- Support from Carrier: does your Carrier work with customs clearing agents for the countries you’re looking to expand to? If so, you’ll benefit from their help in clearing customs more easily. This is a plus as it can be a tricky thing to navigate when you’re new to it.
Rather than relying on one Carrier for all of your shipping, you could consider using multiple Carriers. This reduces the dependency on a single Carrier, which can be particularly useful during Peak Season like before Christmas.
If you use multiple Carriers, you may be better able to negotiate rates between them, getting a better deal for both you and your customers. You can consider as well partnering with a global delivery solution broker to build your international cross-border shipping strategy.
Continental and extra-continental cross-border shipping
There are different considerations to take into account depending on whether you’re shipping within the EU, or outside the EU, as the regulations are slightly different. How cross-border shipping can help you grow internationally will vary from region to region, but here are a few pointers to remember.
Shipping within the EU – EORI number and EFTA
If your business is based in the EU and trades internationally, it must be registered with the national authority of the country in which it’s based, and have an EORI number.
An EORI number is an ‘Economic Operators Registration and Identification Number’. It’s a system of unique identification numbers which are used by customs authorities throughout the EU.
There are some countries, specifically Norway, Switzerland, Iceland and Liechtenstein, which are part of Europe but aren’t in the European Union. These countries have a special trade agreement with the EU as another customs union called the European Free Trade Association (EFTA). If you’re shipping to these countries, you need to declare your goods at customs and provide a commercial invoice.

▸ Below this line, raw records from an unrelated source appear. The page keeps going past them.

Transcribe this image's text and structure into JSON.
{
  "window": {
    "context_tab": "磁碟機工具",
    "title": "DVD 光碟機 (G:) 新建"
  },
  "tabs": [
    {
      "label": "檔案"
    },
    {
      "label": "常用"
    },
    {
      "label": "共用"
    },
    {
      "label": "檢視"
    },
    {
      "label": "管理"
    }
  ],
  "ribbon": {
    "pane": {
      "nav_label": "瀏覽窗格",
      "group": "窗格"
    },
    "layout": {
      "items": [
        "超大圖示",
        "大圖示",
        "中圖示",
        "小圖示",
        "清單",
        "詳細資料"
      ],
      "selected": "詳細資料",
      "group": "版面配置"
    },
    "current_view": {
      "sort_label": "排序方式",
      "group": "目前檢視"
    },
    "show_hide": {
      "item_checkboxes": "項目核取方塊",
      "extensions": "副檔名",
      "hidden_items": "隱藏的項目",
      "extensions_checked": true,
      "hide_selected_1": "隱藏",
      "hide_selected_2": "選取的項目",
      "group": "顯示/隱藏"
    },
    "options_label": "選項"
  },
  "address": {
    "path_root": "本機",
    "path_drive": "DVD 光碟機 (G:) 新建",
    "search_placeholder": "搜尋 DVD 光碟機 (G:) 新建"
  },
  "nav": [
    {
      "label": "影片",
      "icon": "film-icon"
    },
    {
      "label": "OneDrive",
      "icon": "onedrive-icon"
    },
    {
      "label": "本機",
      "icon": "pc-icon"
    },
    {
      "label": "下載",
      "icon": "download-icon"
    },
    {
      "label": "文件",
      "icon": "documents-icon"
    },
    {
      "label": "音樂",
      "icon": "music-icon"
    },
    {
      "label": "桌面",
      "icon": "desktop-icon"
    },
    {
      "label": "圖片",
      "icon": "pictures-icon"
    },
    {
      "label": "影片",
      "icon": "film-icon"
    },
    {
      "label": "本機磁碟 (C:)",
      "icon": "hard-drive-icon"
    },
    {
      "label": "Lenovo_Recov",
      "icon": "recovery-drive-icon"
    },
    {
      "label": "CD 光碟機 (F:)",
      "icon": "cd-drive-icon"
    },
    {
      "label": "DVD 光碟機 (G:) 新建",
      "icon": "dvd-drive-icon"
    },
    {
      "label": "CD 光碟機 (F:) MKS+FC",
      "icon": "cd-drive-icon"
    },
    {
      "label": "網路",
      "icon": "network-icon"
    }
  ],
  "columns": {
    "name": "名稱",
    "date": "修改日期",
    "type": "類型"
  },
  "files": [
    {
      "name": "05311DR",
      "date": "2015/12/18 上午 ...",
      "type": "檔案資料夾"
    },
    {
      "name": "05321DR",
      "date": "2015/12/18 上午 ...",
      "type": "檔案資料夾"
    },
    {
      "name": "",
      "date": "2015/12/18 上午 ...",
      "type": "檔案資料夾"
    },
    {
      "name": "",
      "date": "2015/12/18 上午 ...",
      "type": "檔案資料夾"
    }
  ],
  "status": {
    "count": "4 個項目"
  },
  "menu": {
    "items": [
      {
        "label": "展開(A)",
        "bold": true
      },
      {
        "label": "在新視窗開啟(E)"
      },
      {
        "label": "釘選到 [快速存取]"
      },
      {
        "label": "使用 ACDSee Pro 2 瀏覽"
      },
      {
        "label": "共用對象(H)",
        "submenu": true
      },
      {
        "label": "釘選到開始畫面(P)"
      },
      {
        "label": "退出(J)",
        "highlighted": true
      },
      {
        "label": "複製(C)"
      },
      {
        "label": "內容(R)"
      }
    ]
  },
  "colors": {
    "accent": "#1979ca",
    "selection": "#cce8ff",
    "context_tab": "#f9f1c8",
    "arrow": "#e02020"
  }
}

Shipping within the EU – VAT
Currently, if your business is based in the EU, and you’re selling goods to customers in another EU country, you usually need to register your business in that country and charge VAT at the rate applicable there. This doesn’t apply, however, if the total value of your sales to that country falls below the limit set by the country for the tax year. Every EU member state has a different tax threshold.
The European Commission aims to simplify VAT obligations for companies that are carrying out cross-border sales, ensuring that VAT is paid correctly to the Member State of the customer. The proposed new rules will benefit businesses, as there will be a substantial reduction in cross-border VAT compliance costs. This means it’ll be far less costly to trade across borders.
It also means that EU businesses will be able to compete on an equal footing with businesses from outside the EU, which don’t have to charge VAT.
Shipping outside the EU – CN22 & CN23 custom forms
If you’re shipping goods outside of the EU, there are two customs declarations needed: the CN22 form, and the CN23 and CP71 forms. These forms provide information about what’s included in the package. Customs officials need these so they can determine what import duty to apply when the package crosses the border.
The CN22 and CN23 are different, and which one you should use depends on the weight and value of your package:
- Packages weighing up to 2kg, with a value of up to €425 need a CN22 customs declaration
- Packages weighing 2kg-20kg, with a value of €425 or more need a CN23 declaration
If you’re using a CN23, you also need a CP71 dispatch form. This should be used like an address card on the outside of the clear documents wallet. It doesn’t show the value of the individual items in the package.